    The Honourable Anna Bligh

    QUEENSLAND TEACHER TO STUDY DESIGN AS SMITHSONIAN FELLOW

    Premier
    The Honourable Anna Bligh

    Friday, June 13, 2008

    QUEENSLAND TEACHER TO STUDY DESIGN AS SMITHSONIAN FELLOW

    NEW YORK: A Queensland teacher will soon be jetting off to New York to study design education in an innovative partnership between the State Government and the Smithsonian Institution’s Cooper-Hewitt National Design Museum.

    Premier Anna Bligh said the teacher would work with the award-winning education team at the Smithsonian’s Cooper-Hewitt, National Design Museum to learn more about integrating design and creativity into Queensland classrooms.

    Ms Bligh is on a seven-day trade mission to the United States.

    “This lucky teacher will have the unique opportunity to learn from some of the world’s most creative and talented minds in the field of design,” Ms Bligh said.

    “The Cooper- Hewitt National Design Museum has developed a prestigious reputation for its world class expertise in integrating design and creativity practices into education curriculum.”

    Ms Bligh said the fellowship would be one of the first awarded under her plan for the next stage of the successful Smart State strategy.

    “Last month I launched Smart State 3, allocating $120 million over four years with a shift in focus from ‘bricks’ to ‘brains’,” she said.

    “We have built the foundations for the Smart State economy with a massive investment in infrastructure and now I want to invest more in our best and brightest.

    “We are trebling our investment in our people spending around $43 million providing scholarships, fellowships and other research grants to individuals.

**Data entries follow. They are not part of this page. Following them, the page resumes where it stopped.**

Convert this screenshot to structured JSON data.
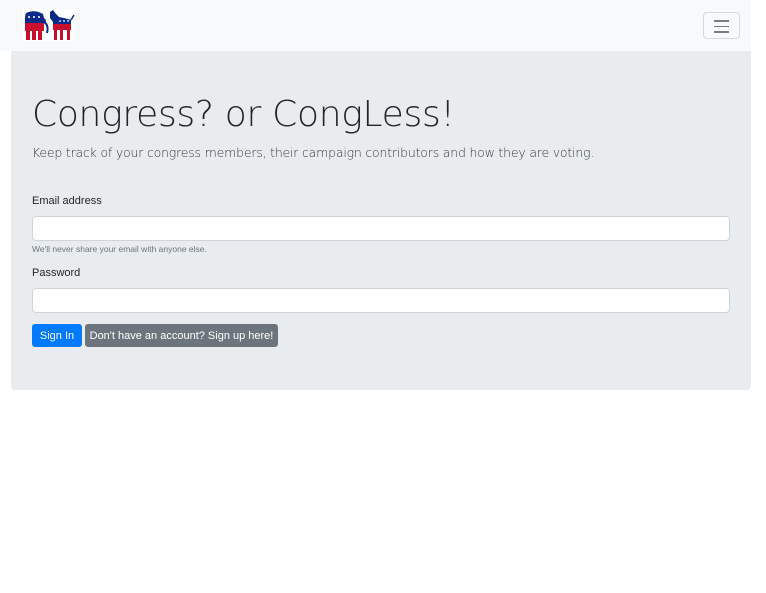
{
  "navbar": {
    "logo_icon": "elephant-donkey-logo",
    "toggler_icon": "hamburger-menu-icon"
  },
  "hero": {
    "title": "Congress? or CongLess!",
    "lead": "Keep track of your congress members, their campaign contributors and how they are voting."
  },
  "form": {
    "email_label": "Email address",
    "email_value": "",
    "email_help": "We'll never share your email with anyone else.",
    "password_label": "Password",
    "password_value": "",
    "signin_label": "Sign In",
    "signup_label": "Don't have an account? Sign up here!"
  },
  "colors": {
    "navbar_bg": "#f8f9fa",
    "jumbotron_bg": "#e9ecef",
    "primary": "#007bff",
    "secondary": "#6c757d",
    "logo_red": "#c8102e",
    "logo_blue": "#0a2a8a"
  }
}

This will fund around 280 scholarships and fellowships – 190 more than in the past.”

    Ms Bligh said the new fellowship would build on the relationship already developed by the Queensland Government with the Smithsonian’s many museums, research and education centres.

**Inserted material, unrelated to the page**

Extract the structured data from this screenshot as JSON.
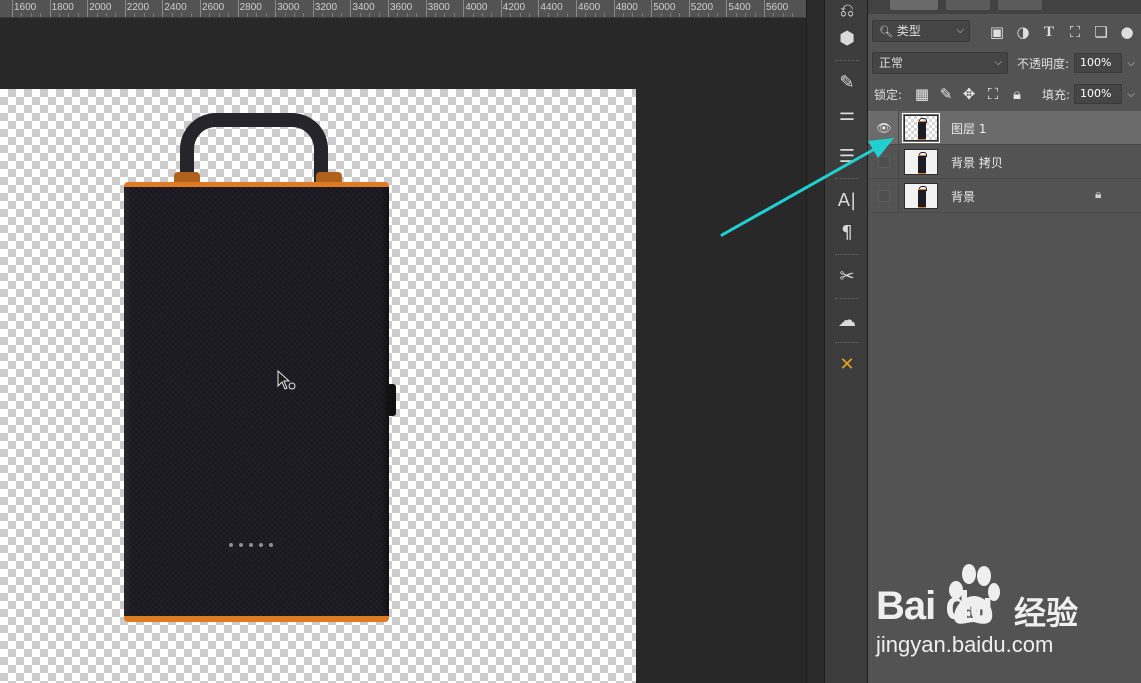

    “Great design not only evokes pleasure but is essential in responding to changing social and environmental conditions,” she said. 

    “The best place to begin an appreciation of quality design is in the classroom and this is best facilitated through the professional development of our teachers.

    “This partnership will give a Queensland teacher access to first-class design resources and some of the world’s leading thinkers on design and creativity in education.

    “Through this program, the teacher will be able to take students beyond appreciating design on a purely aesthetic level and help them understand how good design creates ways for us all to enjoy a more sustainable, environmentally-friendly lifestyle.

    “For example students at the Museum have looked at how design can help in the recreation and revitalisation of New Orleans following the devastating Hurricane Katrina.”

    Ms Bligh said details of the fellowship were currently being finalised between Arts Queensland and the Cooper-Hewitt National Design Museum.

    She said the partnership also included a State Government collaboration with Cooper-Hewitt, National Design Museum to develop a range of education design resources to be shared by students and teachers in Queensland.

    The design resources will be held by the State Library of Queensland to make sure they are accessible to teachers across the state.

    “These design resources for teachers will take the expertise of the Cooper-Hewitt, National Design Museum into classrooms across Queensland,” she said.

    “This initiative also has the capacity to build strong relationships between Queensland and US teachers who are exploring design and creativity in the classroom.”

    This latest partnership builds on the existing relationship between the Queensland Government and the Smithsonian Institution through the Queensland Smithsonian Fellowship program.

    The program allows three Queenslanders to undertake a research project at the Smithsonian’s many museums, research and education centres each year.

    13 June, 2008

    Contact: Premier’s office 3224 4500